Going forward, Washington and its GCC partners would do well to focus on Syria on its own merits. Protecting civilians and defeating ISIS are the keys to doing so.

Although Geneva peace negotiations merit support, progress toward a political solution must pass through one portal: protection of civilians. Whether Iran’s Supreme Leader or Russia’s President like it or not, their ability and that of their client to commit mass murder must be complicated and mitigated. Doing so does not require the invasion and occupation of Syria.
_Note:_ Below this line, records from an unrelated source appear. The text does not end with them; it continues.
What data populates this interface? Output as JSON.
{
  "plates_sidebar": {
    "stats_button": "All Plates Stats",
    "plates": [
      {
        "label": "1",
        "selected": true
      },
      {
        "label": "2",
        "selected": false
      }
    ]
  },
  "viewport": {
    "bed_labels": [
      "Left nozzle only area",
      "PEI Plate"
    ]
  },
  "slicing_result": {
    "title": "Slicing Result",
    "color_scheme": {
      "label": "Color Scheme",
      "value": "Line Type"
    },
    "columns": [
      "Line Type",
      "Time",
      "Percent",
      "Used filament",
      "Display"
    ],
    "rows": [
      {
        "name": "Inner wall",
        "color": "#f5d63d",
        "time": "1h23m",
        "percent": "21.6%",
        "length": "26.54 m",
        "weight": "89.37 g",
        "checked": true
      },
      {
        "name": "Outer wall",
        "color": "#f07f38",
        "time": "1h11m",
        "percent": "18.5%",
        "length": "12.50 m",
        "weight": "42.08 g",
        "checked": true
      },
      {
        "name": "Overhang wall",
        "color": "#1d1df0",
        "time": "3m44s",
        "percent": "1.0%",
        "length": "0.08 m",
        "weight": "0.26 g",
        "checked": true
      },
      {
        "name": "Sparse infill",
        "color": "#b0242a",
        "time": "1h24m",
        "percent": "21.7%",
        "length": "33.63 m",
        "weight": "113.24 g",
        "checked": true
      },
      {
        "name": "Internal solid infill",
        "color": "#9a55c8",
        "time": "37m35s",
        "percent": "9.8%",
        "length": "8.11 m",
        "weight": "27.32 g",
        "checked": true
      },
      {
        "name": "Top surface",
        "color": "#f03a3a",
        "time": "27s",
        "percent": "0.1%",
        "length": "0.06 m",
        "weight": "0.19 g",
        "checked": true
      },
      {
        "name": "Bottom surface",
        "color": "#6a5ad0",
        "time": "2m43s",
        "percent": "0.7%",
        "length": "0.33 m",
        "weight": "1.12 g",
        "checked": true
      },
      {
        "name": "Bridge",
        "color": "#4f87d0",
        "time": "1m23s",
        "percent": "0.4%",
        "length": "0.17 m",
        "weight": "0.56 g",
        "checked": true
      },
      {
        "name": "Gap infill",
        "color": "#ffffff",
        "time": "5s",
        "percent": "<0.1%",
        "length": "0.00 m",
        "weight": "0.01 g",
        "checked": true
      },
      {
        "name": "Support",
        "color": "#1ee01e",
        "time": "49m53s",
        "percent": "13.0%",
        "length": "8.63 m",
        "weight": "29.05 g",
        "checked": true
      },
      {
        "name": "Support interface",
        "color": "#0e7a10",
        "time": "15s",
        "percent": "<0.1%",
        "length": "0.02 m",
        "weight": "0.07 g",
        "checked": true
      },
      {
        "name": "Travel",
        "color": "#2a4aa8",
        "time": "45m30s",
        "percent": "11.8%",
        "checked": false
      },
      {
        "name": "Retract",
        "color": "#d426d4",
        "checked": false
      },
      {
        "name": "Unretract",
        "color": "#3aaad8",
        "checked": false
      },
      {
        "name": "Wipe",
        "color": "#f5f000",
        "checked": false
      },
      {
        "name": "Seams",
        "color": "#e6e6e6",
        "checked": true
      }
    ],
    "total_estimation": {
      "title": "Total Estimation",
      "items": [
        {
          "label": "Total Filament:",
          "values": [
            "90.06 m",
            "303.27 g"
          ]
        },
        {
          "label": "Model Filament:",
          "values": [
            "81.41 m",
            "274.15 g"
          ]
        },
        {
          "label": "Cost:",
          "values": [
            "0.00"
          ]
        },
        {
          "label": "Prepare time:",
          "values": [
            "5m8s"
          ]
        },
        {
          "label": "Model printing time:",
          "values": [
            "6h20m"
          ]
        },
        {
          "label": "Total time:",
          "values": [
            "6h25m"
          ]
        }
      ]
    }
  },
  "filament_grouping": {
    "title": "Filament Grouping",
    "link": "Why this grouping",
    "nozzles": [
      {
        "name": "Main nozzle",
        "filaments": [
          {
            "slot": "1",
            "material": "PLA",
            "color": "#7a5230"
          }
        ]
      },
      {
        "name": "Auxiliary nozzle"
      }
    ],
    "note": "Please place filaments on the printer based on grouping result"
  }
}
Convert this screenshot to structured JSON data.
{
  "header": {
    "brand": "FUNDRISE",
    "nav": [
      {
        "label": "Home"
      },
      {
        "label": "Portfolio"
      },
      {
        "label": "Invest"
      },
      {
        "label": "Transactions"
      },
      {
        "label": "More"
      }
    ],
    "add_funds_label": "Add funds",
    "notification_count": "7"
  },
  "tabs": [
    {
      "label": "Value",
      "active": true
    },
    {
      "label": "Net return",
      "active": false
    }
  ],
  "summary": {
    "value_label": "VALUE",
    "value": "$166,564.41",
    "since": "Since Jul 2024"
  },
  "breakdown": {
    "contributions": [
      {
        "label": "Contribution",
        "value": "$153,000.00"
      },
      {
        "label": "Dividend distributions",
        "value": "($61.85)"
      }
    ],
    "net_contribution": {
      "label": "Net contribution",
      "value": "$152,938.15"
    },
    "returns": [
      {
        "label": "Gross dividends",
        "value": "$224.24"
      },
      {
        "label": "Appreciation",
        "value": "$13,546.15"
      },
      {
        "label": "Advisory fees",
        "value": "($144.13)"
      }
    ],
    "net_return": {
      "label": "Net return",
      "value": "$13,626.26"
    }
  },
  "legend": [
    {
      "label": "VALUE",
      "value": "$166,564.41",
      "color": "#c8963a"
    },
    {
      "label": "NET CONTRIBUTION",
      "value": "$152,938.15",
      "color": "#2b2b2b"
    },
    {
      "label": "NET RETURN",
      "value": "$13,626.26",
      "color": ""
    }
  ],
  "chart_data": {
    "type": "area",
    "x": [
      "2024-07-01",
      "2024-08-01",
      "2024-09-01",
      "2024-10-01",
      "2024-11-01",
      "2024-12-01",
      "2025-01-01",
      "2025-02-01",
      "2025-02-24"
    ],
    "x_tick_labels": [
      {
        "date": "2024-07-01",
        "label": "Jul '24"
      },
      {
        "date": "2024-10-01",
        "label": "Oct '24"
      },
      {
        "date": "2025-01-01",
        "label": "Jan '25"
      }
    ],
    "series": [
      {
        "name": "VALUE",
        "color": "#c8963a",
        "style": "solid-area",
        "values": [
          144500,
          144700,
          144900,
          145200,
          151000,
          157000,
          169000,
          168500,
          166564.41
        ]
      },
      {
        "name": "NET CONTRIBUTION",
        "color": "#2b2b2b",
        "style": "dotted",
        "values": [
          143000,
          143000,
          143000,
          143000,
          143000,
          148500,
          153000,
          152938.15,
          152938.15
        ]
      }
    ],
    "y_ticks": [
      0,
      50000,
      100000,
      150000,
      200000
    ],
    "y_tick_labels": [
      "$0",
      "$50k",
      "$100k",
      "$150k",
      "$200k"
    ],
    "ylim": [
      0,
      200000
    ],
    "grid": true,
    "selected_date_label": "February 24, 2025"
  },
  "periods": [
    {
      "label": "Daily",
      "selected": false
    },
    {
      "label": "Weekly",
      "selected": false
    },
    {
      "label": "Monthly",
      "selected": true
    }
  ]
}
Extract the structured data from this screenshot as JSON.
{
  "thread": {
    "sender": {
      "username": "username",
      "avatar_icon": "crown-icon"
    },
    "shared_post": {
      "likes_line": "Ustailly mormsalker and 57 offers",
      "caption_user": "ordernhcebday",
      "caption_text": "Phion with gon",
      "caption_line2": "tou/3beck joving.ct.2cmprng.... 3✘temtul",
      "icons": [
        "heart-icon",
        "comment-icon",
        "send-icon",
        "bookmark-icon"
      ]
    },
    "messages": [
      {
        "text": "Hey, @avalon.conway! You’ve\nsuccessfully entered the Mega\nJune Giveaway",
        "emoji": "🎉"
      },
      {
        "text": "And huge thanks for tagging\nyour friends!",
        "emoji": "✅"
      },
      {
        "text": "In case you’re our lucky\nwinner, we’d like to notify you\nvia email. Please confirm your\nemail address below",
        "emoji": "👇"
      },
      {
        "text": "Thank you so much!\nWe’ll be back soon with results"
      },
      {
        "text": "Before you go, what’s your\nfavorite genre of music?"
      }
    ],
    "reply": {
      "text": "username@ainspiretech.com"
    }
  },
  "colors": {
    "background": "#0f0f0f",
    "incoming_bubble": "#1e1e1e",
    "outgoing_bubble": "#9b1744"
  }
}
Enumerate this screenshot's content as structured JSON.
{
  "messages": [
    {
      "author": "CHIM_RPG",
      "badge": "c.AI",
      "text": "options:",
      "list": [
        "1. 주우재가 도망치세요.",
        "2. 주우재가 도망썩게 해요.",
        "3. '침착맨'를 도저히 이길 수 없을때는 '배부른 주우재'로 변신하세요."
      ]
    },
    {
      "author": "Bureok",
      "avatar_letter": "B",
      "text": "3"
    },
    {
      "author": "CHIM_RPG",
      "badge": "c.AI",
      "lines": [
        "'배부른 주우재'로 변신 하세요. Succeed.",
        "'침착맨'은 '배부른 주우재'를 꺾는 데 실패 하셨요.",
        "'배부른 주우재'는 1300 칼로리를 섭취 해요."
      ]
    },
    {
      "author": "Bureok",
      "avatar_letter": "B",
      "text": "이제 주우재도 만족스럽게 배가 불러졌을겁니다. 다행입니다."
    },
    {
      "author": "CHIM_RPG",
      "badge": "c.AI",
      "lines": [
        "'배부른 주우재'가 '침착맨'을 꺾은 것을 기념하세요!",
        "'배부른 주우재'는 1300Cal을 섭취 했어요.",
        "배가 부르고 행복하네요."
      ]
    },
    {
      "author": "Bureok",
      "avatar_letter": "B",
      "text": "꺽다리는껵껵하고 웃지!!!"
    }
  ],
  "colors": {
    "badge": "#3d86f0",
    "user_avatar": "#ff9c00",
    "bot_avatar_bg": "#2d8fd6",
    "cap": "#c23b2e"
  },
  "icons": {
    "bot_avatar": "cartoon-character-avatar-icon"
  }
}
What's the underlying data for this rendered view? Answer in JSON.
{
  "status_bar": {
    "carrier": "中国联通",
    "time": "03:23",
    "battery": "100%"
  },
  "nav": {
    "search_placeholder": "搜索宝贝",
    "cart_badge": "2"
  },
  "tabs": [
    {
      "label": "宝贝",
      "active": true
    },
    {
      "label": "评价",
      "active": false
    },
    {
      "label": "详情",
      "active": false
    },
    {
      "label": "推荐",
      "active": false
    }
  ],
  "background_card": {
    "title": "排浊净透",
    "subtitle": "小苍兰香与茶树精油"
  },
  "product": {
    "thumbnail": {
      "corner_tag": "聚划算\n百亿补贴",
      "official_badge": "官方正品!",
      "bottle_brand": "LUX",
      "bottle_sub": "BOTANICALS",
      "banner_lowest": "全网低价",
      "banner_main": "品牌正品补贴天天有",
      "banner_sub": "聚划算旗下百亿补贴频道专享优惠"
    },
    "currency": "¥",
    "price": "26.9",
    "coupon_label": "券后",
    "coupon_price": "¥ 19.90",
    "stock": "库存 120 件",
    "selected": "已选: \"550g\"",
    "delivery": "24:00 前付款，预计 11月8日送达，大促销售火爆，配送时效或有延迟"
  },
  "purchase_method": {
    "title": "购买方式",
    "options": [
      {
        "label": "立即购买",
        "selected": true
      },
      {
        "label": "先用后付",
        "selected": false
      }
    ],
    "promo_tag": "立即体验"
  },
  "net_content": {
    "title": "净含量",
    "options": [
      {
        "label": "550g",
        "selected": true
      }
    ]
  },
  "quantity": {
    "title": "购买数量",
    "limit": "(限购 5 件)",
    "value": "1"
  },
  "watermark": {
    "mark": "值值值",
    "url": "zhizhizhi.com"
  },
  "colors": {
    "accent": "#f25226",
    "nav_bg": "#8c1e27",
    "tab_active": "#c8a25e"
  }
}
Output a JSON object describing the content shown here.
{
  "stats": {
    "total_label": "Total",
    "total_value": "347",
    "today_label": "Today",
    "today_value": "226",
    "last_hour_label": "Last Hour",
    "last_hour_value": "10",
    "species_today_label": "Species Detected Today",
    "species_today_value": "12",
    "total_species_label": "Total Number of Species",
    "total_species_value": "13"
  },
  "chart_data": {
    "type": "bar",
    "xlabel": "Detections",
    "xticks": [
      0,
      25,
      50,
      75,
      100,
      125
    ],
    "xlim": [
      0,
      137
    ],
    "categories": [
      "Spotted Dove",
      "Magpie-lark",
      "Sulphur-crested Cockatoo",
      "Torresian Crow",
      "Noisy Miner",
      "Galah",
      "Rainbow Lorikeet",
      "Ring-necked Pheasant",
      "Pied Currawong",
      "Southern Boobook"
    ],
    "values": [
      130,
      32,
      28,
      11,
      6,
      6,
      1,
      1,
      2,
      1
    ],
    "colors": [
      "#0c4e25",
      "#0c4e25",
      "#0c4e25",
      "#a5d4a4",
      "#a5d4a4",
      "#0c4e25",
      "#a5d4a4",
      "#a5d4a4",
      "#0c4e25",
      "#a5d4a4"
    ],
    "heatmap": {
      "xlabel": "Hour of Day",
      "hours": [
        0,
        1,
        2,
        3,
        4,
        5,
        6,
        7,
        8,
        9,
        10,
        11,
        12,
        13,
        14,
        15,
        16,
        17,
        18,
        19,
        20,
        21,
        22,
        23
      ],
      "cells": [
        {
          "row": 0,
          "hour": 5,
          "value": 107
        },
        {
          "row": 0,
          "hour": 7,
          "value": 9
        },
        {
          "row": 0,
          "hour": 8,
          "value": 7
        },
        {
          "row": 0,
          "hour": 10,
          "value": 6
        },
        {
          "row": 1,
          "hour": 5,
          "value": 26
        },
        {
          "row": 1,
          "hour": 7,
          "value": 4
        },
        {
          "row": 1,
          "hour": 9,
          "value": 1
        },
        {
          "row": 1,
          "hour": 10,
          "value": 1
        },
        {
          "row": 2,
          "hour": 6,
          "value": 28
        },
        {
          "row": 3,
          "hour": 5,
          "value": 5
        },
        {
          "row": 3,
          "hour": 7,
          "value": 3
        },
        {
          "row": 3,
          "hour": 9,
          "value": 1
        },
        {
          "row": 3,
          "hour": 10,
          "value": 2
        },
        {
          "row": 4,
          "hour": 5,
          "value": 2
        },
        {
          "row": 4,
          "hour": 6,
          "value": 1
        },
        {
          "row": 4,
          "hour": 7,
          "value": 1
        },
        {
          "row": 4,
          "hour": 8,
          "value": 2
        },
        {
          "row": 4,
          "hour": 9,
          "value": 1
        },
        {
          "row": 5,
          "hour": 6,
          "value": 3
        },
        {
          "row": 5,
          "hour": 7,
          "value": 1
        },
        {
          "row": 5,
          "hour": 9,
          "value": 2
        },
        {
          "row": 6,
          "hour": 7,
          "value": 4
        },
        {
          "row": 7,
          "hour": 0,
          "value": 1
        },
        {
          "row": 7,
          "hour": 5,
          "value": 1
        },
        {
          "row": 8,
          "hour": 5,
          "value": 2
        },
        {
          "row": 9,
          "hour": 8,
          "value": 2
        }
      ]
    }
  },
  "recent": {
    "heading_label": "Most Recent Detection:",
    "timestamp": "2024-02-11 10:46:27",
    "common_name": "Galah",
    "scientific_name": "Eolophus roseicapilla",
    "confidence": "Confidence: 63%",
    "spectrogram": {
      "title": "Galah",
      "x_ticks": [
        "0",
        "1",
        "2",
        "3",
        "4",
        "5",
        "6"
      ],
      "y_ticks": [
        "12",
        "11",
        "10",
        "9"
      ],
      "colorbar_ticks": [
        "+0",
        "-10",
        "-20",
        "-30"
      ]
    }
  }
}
Neither does it require innovation in terms of military science.

Beating ISIS in Syria will require a professional ground force to close with and kill it. It will require a stabilization plan enabling local councils (now underground) and the nationalist Syrian opposition to provide administrative services in areas liberated from ISIS. Waiting for more terrorist spectacles planned in Raqqa to unfold simply will not do.

These two pillars of strategy – civilian protection and killing ISIS – can put Syria on a pathway to political compromise, reconstruction, and reconciliation. Washington-GCC cooperation in creating this pathway is, thanks to destructively differing obsessions with Iran, painfully overdue. It should be delayed no further.

Frederic C. Hof is a Resident Senior Fellow with the Atlantic Council’s Rafik Hariri Center for the Middle East.